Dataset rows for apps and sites
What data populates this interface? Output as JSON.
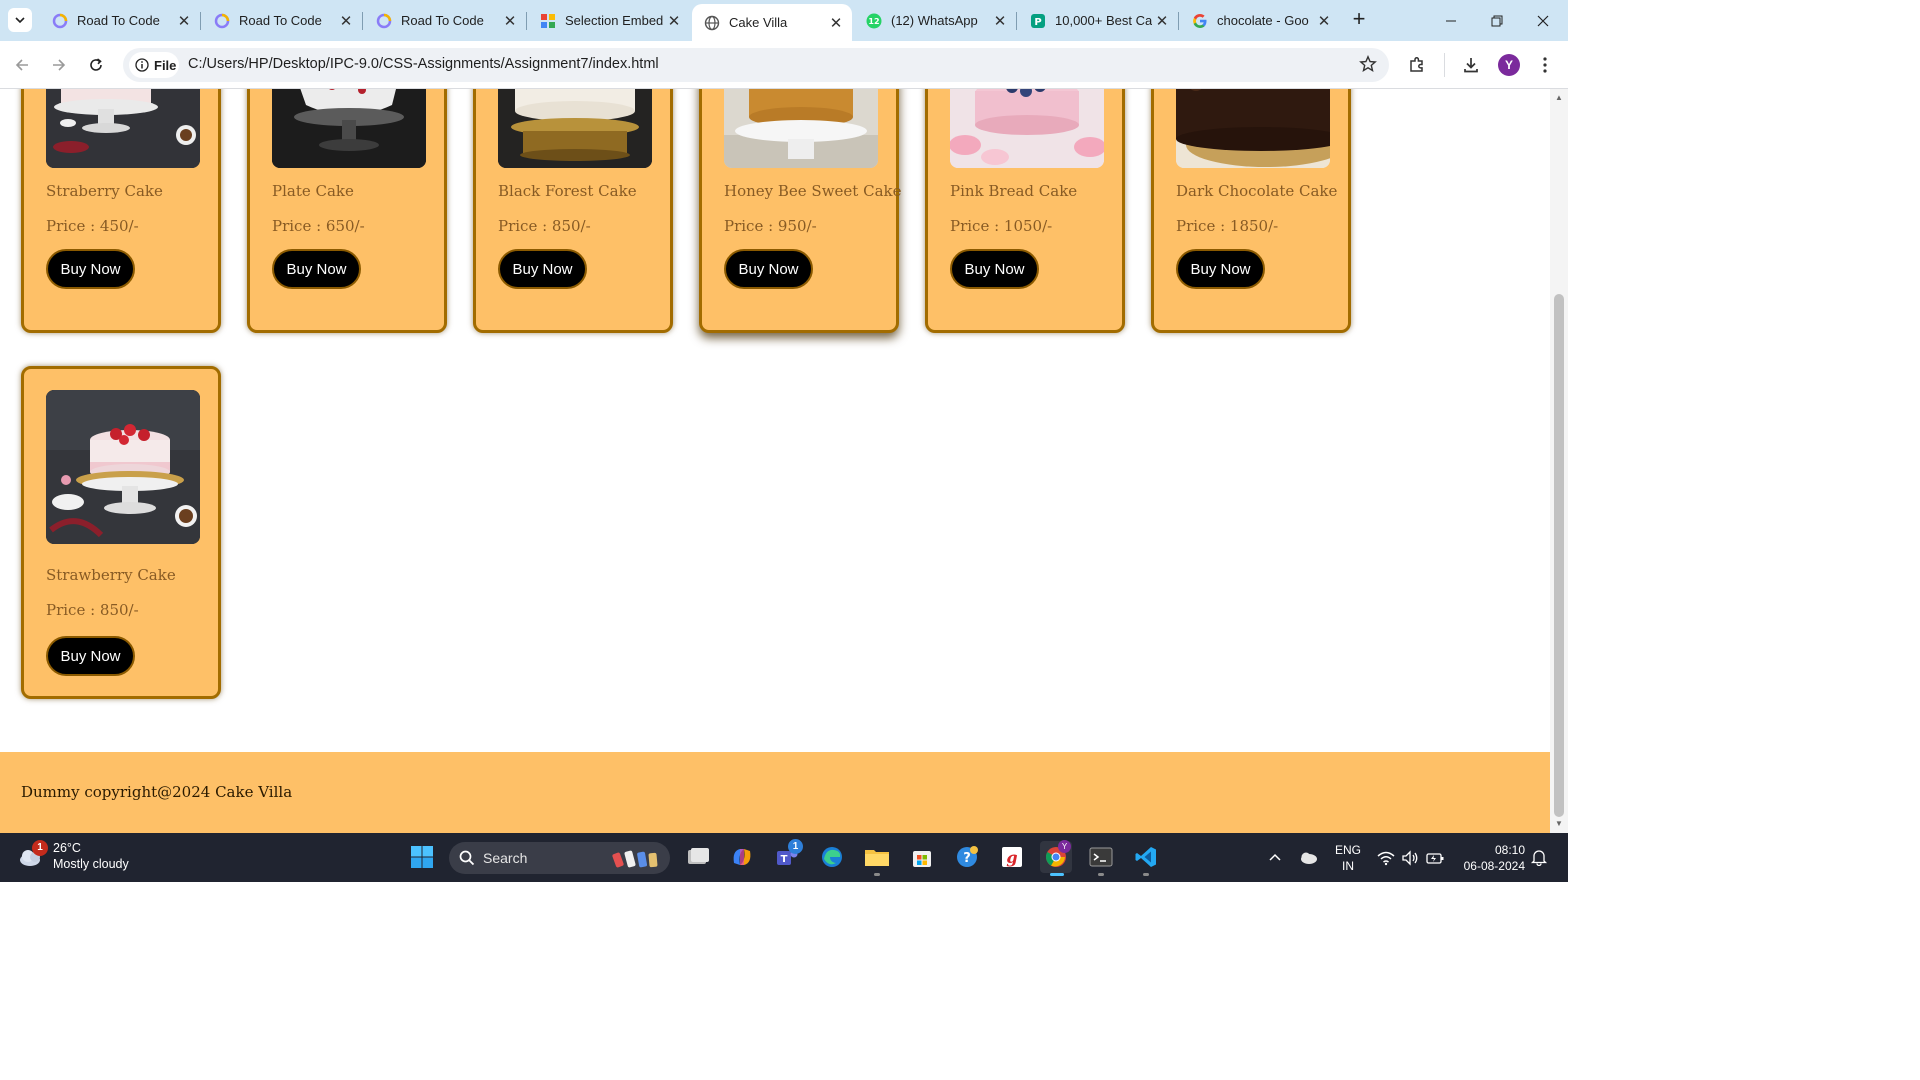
{
  "browser": {
    "tabs": [
      {
        "title": "Road To Code",
        "icon": "road-to-code-favicon"
      },
      {
        "title": "Road To Code",
        "icon": "road-to-code-favicon"
      },
      {
        "title": "Road To Code",
        "icon": "road-to-code-favicon"
      },
      {
        "title": "Selection Embed",
        "icon": "colorful-grid-favicon"
      },
      {
        "title": "Cake Villa",
        "icon": "globe-favicon",
        "active": true
      },
      {
        "title": "(12) WhatsApp",
        "icon": "whatsapp-favicon",
        "badge": "12"
      },
      {
        "title": "10,000+ Best Ca",
        "icon": "pexels-favicon"
      },
      {
        "title": "chocolate - Goo",
        "icon": "google-favicon"
      }
    ],
    "address": {
      "chip_label": "File",
      "url": "C:/Users/HP/Desktop/IPC-9.0/CSS-Assignments/Assignment7/index.html"
    },
    "profile_initial": "Y",
    "accent": "#cfe5f4"
  },
  "page": {
    "top_row": [
      {
        "name": "Straberry Cake",
        "price": "Price : 450/-",
        "button": "Buy Now",
        "image": "strawberry-cake"
      },
      {
        "name": "Plate Cake",
        "price": "Price : 650/-",
        "button": "Buy Now",
        "image": "white-cake-stand"
      },
      {
        "name": "Black Forest Cake",
        "price": "Price : 850/-",
        "button": "Buy Now",
        "image": "black-forest-cake"
      },
      {
        "name": "Honey Bee Sweet Cake",
        "price": "Price : 950/-",
        "button": "Buy Now",
        "image": "honey-cake"
      },
      {
        "name": "Pink Bread Cake",
        "price": "Price : 1050/-",
        "button": "Buy Now",
        "image": "pink-blueberry-cake"
      },
      {
        "name": "Dark Chocolate Cake",
        "price": "Price : 1850/-",
        "button": "Buy Now",
        "image": "chocolate-cake"
      }
    ],
    "second_row": [
      {
        "name": "Strawberry Cake",
        "price": "Price : 850/-",
        "button": "Buy Now",
        "image": "strawberry-cake"
      }
    ],
    "footer": "Dummy copyright@2024 Cake Villa",
    "colors": {
      "card_bg": "#fec067",
      "card_border": "#a26c00",
      "text": "#885b24",
      "button": "#000000"
    }
  },
  "taskbar": {
    "weather": {
      "temp": "26°C",
      "condition": "Mostly cloudy",
      "badge": "1"
    },
    "search_placeholder": "Search",
    "lang": {
      "line1": "ENG",
      "line2": "IN"
    },
    "clock": {
      "time": "08:10",
      "date": "06-08-2024"
    },
    "teams_badge": "1"
  }
}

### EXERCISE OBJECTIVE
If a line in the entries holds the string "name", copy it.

### TASK OUTPUT
        "name": "Straberry Cake",
        "name": "Plate Cake",
        "name": "Black Forest Cake",
        "name": "Honey Bee Sweet Cake",
        "name": "Pink Bread Cake",
        "name": "Dark Chocolate Cake",
        "name": "Strawberry Cake",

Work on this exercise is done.